Dobbyn and McGlashan complement each other superbly in Parnell leg of their Acoustic Church Tour.

This double-up of national treasures Dave Dobbyn and Don McGlashan marks the fifth year of this annual acoustic church tour, a chance for veteran acts to do the sit-down unplugged mix-it-up thing in venues which might inspire a hushed reverence in their respective flocks.

No, this isn't the night to heckle Dave to play Bliss, my son.

Dobbyn had taken it to the pews of the nation solo a few years ago. This time, with McGlashan, was a chance for the pair to bounce between their respective Great New Zealand Songbooks - both of which probably should come with fold-out maps given their shared sense of geography - and add some new elegant touches to the familiar.

The pair had made up the set list by naming their favourites among each other's songs.


Said McGlashan of the tour prep: "Learning one of Dave's songs is like meeting a long-lost family member who has lived a vivid parallel life to my own."

The result on this hometown third night of the tour was a gently enchanting show to a sold-out congregation at Parnell's Holy Trinity Cathedral, the venue making up for what it lacked in decent sightlines to the seated musicians with warmly cavernous acoustics.

It got better as it went along. The opening ballads of Dobbyn's Beside You and McGlashan's Andy felt a mite tentative, the latter suffering from too much acoustic 12-string lushness.

But with Dobbyn later mostly opting for electric guitar and the arrival of a rhythm section which included former Mutton Birds drummer Ross Burge, it soon gelled into musical tag-team magic.

Both men were content to accompany each other with harmonies and deft playing of multiple instruments rather than offer their own interpretations of each other's songs, but they still pulled out some surprises. Among them Dobbyn's Song of the Years, his setting of a James K. Baxter poem from the 2000 tribute album, was one of the night's most stirring moments as it closed the first half of the show.

There were others - a hymnal Anchor Me with McGlashan on piano played after Loyal, which came with Dobbyn's amusing introduction trying not to mention a certain sporting event. And there was the added entertainment value in both men's stage banter with Dobbyn's happy heartfelt rambles against McGlashan's self-deprecating wryness.

Yes, of course, it was preaching to the converted who responded with a standing ovation which won them a double encore. But this double-act in this setting acted as a fine reminder of just how special the songs and voices of each man remain.
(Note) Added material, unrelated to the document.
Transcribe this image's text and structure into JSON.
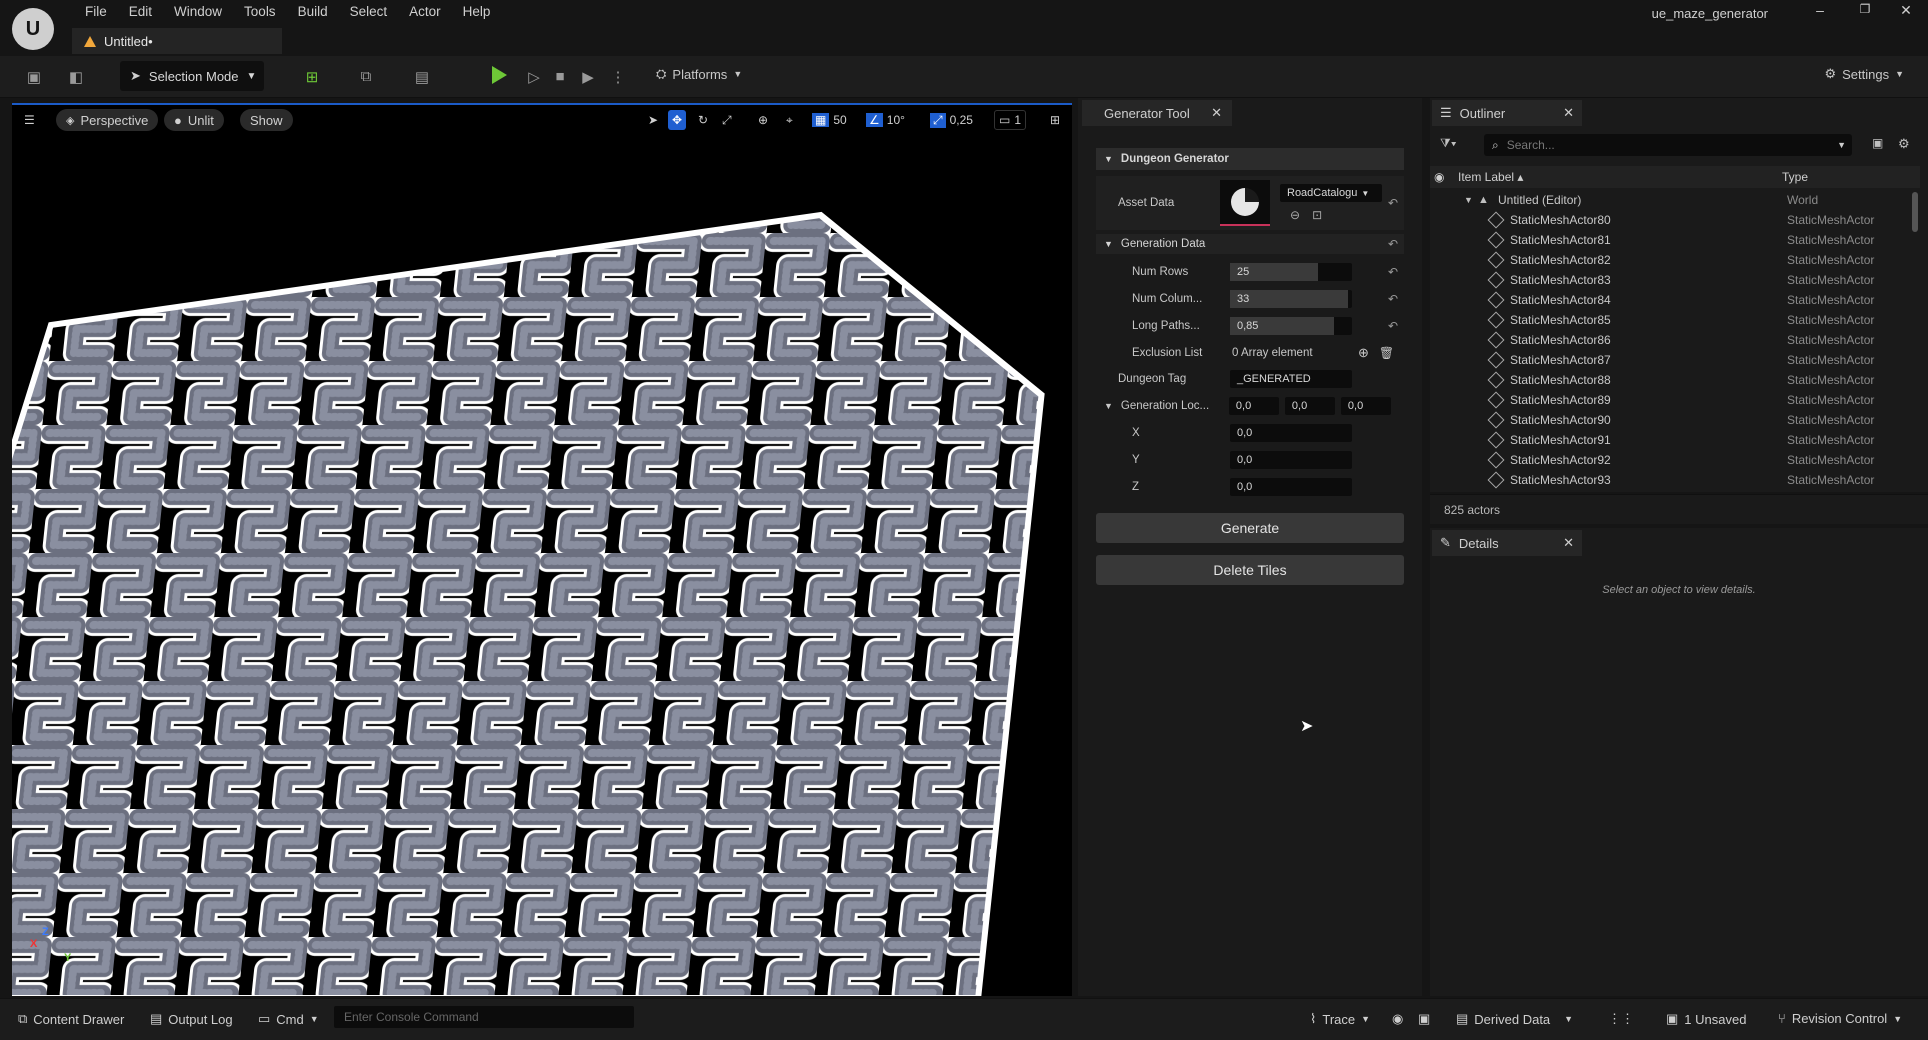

Music review
What: Dave Dobbyn and Don McGlashan, Acoustic Church Tour
Where: Holy Trinity Cathedral, Parnell.